═════ Data extract
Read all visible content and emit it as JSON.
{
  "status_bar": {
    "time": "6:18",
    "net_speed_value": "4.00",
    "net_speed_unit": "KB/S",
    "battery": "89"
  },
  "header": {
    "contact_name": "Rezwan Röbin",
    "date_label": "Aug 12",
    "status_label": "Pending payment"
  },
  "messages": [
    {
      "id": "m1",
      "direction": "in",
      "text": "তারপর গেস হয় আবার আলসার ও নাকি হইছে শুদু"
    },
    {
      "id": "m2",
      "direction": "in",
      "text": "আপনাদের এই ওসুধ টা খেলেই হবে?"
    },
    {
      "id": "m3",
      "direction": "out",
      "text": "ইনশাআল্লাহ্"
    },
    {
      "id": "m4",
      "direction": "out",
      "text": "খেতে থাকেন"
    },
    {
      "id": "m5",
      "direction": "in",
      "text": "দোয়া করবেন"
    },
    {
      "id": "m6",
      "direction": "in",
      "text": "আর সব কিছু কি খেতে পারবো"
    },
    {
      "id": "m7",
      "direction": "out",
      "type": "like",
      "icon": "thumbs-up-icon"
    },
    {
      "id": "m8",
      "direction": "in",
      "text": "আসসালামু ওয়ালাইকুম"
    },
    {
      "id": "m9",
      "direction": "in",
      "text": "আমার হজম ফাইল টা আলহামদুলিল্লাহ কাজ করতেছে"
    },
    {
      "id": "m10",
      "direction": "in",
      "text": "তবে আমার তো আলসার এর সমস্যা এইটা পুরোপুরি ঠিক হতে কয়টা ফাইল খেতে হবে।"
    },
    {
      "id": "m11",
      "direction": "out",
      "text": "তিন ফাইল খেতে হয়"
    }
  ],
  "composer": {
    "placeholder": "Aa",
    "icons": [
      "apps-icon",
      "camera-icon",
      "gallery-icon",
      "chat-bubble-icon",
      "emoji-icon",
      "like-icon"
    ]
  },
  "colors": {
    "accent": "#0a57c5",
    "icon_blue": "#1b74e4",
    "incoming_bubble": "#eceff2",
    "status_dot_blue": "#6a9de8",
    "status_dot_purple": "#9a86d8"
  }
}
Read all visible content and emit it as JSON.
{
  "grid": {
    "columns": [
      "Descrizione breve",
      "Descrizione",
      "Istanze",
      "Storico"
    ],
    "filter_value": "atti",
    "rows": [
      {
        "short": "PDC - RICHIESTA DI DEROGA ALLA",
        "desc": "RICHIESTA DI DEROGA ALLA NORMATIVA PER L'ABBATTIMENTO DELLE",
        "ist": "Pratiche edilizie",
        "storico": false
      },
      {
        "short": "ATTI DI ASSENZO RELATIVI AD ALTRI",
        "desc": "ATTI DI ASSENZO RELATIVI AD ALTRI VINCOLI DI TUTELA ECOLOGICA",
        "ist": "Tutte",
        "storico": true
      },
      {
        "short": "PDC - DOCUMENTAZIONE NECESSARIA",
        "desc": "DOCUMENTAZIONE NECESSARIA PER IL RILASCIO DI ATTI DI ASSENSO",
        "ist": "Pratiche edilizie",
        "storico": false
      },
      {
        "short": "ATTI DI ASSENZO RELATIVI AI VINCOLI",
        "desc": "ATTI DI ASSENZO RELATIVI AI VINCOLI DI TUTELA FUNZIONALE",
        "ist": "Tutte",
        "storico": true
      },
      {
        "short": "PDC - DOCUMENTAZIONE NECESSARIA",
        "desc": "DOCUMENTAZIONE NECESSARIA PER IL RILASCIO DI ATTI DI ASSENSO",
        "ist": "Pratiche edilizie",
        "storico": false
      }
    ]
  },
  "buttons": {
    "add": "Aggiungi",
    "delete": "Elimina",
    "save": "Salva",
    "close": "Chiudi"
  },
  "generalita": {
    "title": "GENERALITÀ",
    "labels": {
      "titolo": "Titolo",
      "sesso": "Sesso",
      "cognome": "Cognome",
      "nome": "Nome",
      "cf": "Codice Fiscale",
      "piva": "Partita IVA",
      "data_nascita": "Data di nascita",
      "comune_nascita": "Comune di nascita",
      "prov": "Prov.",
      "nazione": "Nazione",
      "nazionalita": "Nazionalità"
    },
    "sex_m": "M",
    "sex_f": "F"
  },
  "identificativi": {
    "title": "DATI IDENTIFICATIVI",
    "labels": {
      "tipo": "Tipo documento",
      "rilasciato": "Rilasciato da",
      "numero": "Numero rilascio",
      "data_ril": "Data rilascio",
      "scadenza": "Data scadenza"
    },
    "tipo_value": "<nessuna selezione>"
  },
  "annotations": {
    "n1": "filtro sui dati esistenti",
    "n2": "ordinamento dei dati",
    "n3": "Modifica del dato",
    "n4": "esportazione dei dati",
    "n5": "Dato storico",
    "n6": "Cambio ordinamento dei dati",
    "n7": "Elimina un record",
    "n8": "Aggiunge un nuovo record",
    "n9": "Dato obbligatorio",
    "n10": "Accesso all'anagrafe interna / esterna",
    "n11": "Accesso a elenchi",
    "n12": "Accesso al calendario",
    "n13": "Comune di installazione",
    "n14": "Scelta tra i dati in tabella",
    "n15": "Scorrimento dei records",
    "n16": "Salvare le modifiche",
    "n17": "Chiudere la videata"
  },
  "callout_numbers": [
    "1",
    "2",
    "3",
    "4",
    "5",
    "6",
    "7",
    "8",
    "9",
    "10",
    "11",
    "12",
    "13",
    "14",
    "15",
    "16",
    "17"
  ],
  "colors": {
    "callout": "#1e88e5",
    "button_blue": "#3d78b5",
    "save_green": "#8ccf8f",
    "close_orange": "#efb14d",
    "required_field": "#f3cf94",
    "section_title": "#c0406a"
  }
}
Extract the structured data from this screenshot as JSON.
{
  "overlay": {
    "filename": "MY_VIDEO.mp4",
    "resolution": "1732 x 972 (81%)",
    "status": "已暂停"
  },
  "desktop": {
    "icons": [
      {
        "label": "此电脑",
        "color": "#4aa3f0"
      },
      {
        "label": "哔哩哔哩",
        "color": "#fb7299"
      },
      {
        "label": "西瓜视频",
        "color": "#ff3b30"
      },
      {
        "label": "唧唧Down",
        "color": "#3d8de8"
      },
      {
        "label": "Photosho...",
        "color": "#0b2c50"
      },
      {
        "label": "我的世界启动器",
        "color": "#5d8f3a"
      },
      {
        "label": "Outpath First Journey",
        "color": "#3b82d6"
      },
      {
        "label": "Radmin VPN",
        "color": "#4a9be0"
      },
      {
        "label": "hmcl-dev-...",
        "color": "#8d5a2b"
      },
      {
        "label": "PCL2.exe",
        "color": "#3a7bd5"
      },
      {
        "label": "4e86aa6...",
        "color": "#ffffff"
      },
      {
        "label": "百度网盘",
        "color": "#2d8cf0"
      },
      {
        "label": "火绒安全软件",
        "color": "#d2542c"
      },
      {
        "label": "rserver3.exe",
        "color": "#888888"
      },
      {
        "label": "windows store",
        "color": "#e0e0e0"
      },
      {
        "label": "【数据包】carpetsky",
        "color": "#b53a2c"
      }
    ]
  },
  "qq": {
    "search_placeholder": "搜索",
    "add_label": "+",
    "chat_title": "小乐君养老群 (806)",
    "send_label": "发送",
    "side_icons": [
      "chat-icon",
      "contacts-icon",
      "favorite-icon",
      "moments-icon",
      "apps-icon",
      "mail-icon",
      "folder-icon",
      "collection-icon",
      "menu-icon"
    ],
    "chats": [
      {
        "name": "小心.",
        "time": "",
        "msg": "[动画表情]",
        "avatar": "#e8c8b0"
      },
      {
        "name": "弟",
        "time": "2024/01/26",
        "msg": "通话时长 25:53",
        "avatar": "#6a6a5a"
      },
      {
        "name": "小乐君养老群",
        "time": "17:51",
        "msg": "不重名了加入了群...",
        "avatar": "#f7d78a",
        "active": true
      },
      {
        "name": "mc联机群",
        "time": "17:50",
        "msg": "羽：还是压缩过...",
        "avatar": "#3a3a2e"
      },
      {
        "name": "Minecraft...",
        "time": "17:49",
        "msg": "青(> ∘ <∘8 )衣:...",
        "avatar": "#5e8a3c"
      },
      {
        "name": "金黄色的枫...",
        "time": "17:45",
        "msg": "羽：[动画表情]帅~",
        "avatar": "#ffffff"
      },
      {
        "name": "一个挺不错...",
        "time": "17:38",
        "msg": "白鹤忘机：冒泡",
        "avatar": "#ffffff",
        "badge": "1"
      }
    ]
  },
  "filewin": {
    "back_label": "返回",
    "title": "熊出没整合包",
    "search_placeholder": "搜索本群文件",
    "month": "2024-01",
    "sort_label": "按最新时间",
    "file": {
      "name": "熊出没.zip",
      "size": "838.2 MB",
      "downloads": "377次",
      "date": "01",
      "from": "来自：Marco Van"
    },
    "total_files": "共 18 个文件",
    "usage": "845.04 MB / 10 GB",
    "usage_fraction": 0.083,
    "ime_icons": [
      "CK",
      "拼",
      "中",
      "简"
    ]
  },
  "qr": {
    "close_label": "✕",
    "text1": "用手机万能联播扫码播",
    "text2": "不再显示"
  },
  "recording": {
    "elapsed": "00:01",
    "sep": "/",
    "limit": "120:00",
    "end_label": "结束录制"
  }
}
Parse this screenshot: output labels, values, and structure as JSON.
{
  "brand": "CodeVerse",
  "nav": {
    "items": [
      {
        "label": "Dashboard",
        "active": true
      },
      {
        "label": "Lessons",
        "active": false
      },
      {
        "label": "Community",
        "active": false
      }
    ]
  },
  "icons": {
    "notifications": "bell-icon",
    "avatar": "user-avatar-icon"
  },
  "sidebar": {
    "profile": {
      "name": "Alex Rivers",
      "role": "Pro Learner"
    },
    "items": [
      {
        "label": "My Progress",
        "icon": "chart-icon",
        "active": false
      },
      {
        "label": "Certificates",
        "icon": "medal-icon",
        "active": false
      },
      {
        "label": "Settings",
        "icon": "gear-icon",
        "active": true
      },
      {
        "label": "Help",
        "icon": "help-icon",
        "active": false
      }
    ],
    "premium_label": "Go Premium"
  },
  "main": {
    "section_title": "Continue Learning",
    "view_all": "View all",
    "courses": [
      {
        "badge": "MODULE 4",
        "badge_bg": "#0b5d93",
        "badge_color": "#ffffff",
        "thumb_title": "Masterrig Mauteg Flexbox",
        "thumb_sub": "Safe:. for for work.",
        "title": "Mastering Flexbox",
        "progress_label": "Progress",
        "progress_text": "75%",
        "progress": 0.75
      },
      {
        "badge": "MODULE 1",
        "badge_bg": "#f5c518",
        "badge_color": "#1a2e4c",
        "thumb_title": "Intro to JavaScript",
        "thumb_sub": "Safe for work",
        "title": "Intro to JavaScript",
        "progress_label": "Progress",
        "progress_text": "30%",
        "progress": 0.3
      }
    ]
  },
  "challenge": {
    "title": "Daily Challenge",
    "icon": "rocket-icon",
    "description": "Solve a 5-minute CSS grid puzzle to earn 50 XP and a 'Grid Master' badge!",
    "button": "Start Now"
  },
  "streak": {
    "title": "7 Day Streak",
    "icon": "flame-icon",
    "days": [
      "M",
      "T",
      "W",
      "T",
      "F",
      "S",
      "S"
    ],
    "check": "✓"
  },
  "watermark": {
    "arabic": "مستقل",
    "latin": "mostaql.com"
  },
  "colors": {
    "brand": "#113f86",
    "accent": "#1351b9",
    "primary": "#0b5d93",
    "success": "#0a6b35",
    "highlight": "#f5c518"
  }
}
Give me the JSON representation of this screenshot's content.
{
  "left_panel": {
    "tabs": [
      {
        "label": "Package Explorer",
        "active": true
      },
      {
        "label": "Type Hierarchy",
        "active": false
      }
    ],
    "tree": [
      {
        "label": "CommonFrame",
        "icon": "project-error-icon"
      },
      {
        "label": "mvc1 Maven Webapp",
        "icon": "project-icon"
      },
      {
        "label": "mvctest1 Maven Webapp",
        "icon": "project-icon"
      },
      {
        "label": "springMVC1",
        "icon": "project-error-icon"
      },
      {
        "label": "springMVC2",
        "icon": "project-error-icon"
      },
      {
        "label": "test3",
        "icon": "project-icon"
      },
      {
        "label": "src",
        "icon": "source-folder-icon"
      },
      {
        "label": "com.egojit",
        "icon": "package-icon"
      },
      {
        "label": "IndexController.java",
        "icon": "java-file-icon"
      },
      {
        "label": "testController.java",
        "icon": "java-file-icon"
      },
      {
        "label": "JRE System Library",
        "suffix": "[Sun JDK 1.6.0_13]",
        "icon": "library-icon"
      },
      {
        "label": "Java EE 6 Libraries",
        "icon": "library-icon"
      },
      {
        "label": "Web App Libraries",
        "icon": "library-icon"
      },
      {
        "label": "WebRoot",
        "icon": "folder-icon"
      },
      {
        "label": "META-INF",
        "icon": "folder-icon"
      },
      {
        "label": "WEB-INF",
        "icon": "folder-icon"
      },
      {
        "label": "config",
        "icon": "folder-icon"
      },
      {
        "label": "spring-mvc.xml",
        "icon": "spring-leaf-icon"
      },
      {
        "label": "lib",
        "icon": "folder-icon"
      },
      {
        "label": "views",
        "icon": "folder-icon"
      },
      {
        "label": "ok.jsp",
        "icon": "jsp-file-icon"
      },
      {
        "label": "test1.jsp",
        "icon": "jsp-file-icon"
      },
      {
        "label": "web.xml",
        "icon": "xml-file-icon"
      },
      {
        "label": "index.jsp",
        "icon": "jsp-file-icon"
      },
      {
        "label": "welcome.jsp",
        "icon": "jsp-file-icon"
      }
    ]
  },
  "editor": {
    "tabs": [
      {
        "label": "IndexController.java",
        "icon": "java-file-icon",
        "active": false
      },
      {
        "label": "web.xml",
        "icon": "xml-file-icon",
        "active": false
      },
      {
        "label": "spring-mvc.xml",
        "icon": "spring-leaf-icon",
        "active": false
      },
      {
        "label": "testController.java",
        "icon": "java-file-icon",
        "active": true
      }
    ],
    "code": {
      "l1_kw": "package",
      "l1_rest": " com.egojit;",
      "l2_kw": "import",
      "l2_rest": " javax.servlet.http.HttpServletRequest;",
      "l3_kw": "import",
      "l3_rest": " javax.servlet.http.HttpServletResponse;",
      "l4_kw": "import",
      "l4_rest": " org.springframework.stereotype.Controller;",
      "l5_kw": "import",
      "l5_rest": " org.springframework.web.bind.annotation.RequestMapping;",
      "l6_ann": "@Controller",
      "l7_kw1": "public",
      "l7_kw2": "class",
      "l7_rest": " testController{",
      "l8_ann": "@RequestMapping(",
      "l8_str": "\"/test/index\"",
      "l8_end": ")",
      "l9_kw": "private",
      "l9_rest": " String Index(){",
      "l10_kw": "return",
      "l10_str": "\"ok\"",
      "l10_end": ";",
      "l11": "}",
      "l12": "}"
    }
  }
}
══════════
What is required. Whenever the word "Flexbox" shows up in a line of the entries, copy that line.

Exercise solution.
        "thumb_title": "Masterrig Mauteg Flexbox",
        "title": "Mastering Flexbox",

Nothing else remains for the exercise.